Your response is a verbatim copy of the listing, stripped of its images.

Source data:
[Start of Attachment]
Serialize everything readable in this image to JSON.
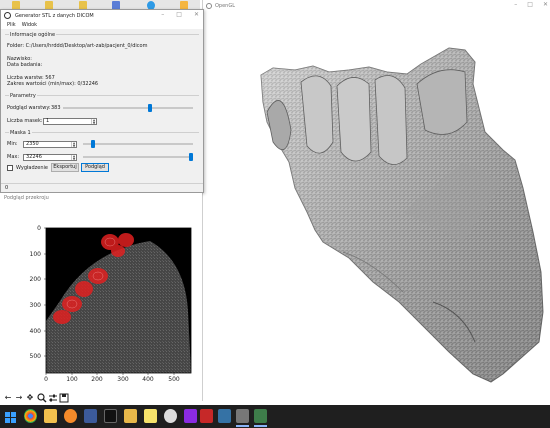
{
  "generator": {
    "title": "Generator STL z danych DICOM",
    "menu": [
      "Plik",
      "Widok"
    ],
    "general": {
      "heading": "Informacje ogólne",
      "folder": "Folder: C:/Users/hrddd/Desktop/art-zab/pacjent_0/dicom",
      "surname": "Nazwisko:",
      "exam_date": "Data badania:",
      "layer_count": "Liczba warstw: 567",
      "value_range": "Zakres wartości (min/max): 0/32246"
    },
    "params": {
      "heading": "Parametry",
      "layer_preview_label": "Podgląd warstwy:",
      "layer_preview_value": "383",
      "layer_preview_fraction": 0.675,
      "mask_count_label": "Liczba masek:",
      "mask_count_value": "1"
    },
    "mask": {
      "heading": "Maska 1",
      "min_label": "Min:",
      "min_value": "2350",
      "min_fraction": 0.073,
      "max_label": "Max:",
      "max_value": "32246",
      "max_fraction": 1.0
    },
    "smoothing_label": "Wygładzenie",
    "smoothing_checked": false,
    "export_label": "Eksportuj",
    "preview_label": "Podgląd",
    "status": "0"
  },
  "opengl": {
    "title": "OpenGL",
    "controls": [
      "–",
      "□",
      "✕"
    ]
  },
  "preview_window": {
    "title": "Podgląd przekroju",
    "y_ticks": [
      "0",
      "100",
      "200",
      "300",
      "400",
      "500"
    ],
    "x_ticks": [
      "0",
      "100",
      "200",
      "300",
      "400",
      "500"
    ]
  },
  "colors": {
    "accent": "#0078d7",
    "mask_overlay": "#e02020",
    "taskbar": "#1f1f1f"
  },
  "toolbar_icons": [
    "arrow-left-icon",
    "arrow-right-icon",
    "pan-icon",
    "zoom-icon",
    "configure-icon",
    "save-icon"
  ],
  "taskbar_icons": [
    "windows-start-icon",
    "chrome-icon",
    "folder-icon",
    "blender-icon",
    "settings-app-icon",
    "terminal-icon",
    "folder-icon-2",
    "sticky-notes-icon",
    "unreal-icon",
    "visual-studio-icon",
    "app-icon-red",
    "python-icon",
    "app-icon-gray",
    "stl-generator-icon"
  ]
}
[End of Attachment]
Written answer:
Serialize everything readable in this image to JSON.
{
  "generator": {
    "title": "Generator STL z danych DICOM",
    "menu": [
      "Plik",
      "Widok"
    ],
    "general": {
      "heading": "Informacje ogólne",
      "folder": "Folder: C:/Users/hrddd/Desktop/art-zab/pacjent_0/dicom",
      "surname": "Nazwisko:",
      "exam_date": "Data badania:",
      "layer_count": "Liczba warstw: 567",
      "value_range": "Zakres wartości (min/max): 0/32246"
    },
    "params": {
      "heading": "Parametry",
      "layer_preview_label": "Podgląd warstwy:",
      "layer_preview_value": "383",
      "layer_preview_fraction": 0.675,
      "mask_count_label": "Liczba masek:",
      "mask_count_value": "1"
    },
    "mask": {
      "heading": "Maska 1",
      "min_label": "Min:",
      "min_value": "2350",
      "min_fraction": 0.073,
      "max_label": "Max:",
      "max_value": "32246",
      "max_fraction": 1.0
    },
    "smoothing_label": "Wygładzenie",
    "smoothing_checked": false,
    "export_label": "Eksportuj",
    "preview_label": "Podgląd",
    "status": "0"
  },
  "opengl": {
    "title": "OpenGL",
    "controls": [
      "–",
      "□",
      "✕"
    ]
  },
  "preview_window": {
    "title": "Podgląd przekroju",
    "y_ticks": [
      "0",
      "100",
      "200",
      "300",
      "400",
      "500"
    ],
    "x_ticks": [
      "0",
      "100",
      "200",
      "300",
      "400",
      "500"
    ]
  },
  "colors": {
    "accent": "#0078d7",
    "mask_overlay": "#e02020",
    "taskbar": "#1f1f1f"
  },
  "toolbar_icons": [
    "arrow-left-icon",
    "arrow-right-icon",
    "pan-icon",
    "zoom-icon",
    "configure-icon",
    "save-icon"
  ],
  "taskbar_icons": [
    "windows-start-icon",
    "chrome-icon",
    "folder-icon",
    "blender-icon",
    "settings-app-icon",
    "terminal-icon",
    "folder-icon-2",
    "sticky-notes-icon",
    "unreal-icon",
    "visual-studio-icon",
    "app-icon-red",
    "python-icon",
    "app-icon-gray",
    "stl-generator-icon"
  ]
}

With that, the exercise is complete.